** RECORDS FOR THE TASK follows **

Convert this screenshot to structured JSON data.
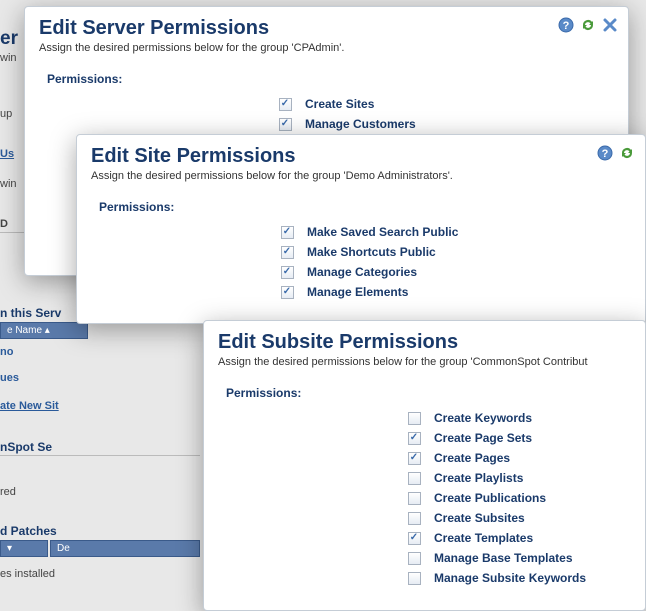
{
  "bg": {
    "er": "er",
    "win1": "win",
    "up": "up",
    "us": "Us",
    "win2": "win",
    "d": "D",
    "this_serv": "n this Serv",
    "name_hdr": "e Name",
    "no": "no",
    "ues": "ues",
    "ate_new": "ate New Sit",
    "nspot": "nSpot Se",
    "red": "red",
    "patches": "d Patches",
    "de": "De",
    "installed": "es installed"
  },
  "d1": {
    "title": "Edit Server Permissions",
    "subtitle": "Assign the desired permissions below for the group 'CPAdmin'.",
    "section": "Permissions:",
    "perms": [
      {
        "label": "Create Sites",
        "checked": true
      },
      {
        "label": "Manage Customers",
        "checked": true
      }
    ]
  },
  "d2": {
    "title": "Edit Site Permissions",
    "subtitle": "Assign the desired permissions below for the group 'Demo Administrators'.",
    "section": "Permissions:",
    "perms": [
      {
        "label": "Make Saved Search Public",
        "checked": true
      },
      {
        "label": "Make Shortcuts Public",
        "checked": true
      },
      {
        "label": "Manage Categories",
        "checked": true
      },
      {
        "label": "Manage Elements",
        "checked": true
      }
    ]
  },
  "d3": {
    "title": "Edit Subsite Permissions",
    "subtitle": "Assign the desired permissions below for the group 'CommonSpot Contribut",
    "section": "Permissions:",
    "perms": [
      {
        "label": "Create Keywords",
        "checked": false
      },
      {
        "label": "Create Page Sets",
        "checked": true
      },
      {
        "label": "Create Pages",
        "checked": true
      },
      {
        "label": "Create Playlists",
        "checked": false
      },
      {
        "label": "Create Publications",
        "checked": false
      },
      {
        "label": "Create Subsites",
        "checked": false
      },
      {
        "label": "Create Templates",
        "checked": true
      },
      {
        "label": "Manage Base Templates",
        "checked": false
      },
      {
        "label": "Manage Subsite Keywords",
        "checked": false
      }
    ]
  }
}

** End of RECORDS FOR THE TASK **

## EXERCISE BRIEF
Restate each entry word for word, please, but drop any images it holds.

## ANSWER BOX
Convert this screenshot to structured JSON data.
{
  "bg": {
    "er": "er",
    "win1": "win",
    "up": "up",
    "us": "Us",
    "win2": "win",
    "d": "D",
    "this_serv": "n this Serv",
    "name_hdr": "e Name",
    "no": "no",
    "ues": "ues",
    "ate_new": "ate New Sit",
    "nspot": "nSpot Se",
    "red": "red",
    "patches": "d Patches",
    "de": "De",
    "installed": "es installed"
  },
  "d1": {
    "title": "Edit Server Permissions",
    "subtitle": "Assign the desired permissions below for the group 'CPAdmin'.",
    "section": "Permissions:",
    "perms": [
      {
        "label": "Create Sites",
        "checked": true
      },
      {
        "label": "Manage Customers",
        "checked": true
      }
    ]
  },
  "d2": {
    "title": "Edit Site Permissions",
    "subtitle": "Assign the desired permissions below for the group 'Demo Administrators'.",
    "section": "Permissions:",
    "perms": [
      {
        "label": "Make Saved Search Public",
        "checked": true
      },
      {
        "label": "Make Shortcuts Public",
        "checked": true
      },
      {
        "label": "Manage Categories",
        "checked": true
      },
      {
        "label": "Manage Elements",
        "checked": true
      }
    ]
  },
  "d3": {
    "title": "Edit Subsite Permissions",
    "subtitle": "Assign the desired permissions below for the group 'CommonSpot Contribut",
    "section": "Permissions:",
    "perms": [
      {
        "label": "Create Keywords",
        "checked": false
      },
      {
        "label": "Create Page Sets",
        "checked": true
      },
      {
        "label": "Create Pages",
        "checked": true
      },
      {
        "label": "Create Playlists",
        "checked": false
      },
      {
        "label": "Create Publications",
        "checked": false
      },
      {
        "label": "Create Subsites",
        "checked": false
      },
      {
        "label": "Create Templates",
        "checked": true
      },
      {
        "label": "Manage Base Templates",
        "checked": false
      },
      {
        "label": "Manage Subsite Keywords",
        "checked": false
      }
    ]
  }
}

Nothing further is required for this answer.